Website and app data records
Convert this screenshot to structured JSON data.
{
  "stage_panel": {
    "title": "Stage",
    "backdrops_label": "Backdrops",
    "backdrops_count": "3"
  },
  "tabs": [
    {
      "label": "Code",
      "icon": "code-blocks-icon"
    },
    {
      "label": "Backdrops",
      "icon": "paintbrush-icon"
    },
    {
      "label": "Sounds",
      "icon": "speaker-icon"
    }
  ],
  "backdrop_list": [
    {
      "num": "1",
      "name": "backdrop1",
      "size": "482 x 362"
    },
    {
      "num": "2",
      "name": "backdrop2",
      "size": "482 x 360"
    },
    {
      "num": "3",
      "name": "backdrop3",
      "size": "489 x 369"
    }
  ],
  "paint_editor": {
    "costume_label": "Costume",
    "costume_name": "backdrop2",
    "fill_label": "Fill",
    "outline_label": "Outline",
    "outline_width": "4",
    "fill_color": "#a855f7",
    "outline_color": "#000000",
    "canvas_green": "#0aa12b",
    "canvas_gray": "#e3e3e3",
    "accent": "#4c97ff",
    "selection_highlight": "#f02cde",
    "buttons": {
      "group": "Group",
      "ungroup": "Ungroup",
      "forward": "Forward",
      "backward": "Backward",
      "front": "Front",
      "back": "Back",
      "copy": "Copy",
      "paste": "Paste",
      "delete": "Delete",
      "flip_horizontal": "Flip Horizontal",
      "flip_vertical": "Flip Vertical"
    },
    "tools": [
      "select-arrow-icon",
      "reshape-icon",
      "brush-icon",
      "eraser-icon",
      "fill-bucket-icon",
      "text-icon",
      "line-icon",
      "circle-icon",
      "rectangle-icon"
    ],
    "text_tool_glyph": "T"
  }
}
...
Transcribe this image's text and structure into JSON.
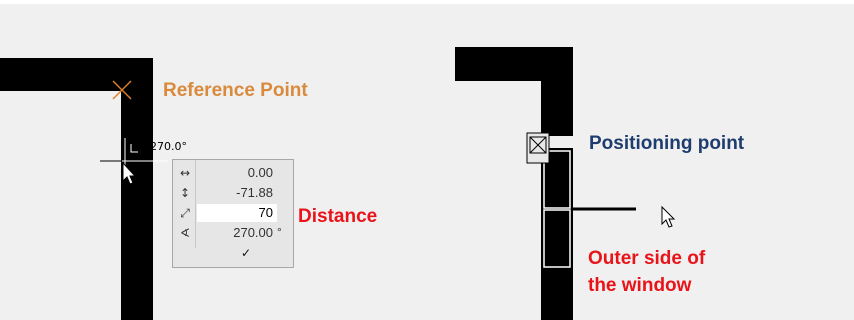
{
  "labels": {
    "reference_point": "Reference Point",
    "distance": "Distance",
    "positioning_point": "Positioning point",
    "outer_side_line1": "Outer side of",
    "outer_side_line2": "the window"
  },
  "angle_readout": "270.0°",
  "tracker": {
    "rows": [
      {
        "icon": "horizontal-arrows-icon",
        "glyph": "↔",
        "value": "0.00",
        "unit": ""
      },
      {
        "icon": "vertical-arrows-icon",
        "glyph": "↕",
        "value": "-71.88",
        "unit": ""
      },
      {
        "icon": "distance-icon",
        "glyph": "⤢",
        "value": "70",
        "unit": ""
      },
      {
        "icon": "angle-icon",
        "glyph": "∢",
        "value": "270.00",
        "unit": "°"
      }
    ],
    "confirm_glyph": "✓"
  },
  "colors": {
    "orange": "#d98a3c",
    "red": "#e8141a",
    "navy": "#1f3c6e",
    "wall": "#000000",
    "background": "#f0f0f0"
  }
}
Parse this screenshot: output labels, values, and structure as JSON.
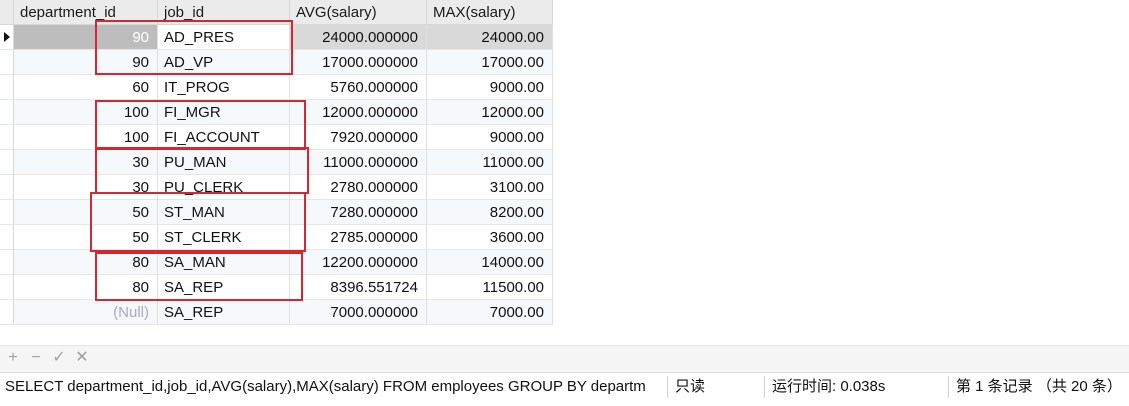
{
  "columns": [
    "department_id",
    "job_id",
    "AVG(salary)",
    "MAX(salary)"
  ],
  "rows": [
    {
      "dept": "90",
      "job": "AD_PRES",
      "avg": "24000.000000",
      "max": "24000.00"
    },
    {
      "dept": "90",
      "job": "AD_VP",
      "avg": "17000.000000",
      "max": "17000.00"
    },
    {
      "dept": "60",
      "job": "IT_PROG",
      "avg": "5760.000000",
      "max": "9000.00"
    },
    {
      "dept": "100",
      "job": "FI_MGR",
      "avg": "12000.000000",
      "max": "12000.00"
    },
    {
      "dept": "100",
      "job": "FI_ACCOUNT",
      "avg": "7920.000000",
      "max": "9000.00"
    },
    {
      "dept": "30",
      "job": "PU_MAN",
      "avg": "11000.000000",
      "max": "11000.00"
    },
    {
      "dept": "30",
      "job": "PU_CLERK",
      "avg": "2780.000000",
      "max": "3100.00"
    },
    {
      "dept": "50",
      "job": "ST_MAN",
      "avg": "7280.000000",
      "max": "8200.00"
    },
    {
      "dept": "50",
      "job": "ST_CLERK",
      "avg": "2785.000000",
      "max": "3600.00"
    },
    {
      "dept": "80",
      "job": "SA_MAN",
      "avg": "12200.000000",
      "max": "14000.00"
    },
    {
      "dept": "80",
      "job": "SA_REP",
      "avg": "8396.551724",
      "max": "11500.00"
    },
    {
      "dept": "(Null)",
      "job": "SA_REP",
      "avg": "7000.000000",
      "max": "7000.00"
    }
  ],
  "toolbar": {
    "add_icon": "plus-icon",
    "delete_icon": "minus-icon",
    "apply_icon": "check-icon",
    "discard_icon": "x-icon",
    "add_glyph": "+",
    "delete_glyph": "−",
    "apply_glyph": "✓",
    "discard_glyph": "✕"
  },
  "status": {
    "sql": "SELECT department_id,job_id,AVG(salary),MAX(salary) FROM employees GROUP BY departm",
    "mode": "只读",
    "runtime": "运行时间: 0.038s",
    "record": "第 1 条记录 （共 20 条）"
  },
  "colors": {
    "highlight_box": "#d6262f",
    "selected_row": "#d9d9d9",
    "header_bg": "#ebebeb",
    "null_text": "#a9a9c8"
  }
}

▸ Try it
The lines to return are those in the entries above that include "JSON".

▸ Exercise output
Convert this screenshot to structured JSON data.
Transcribe this image's text and structure into JSON.
Parse this screenshot: output labels, values, and structure as JSON.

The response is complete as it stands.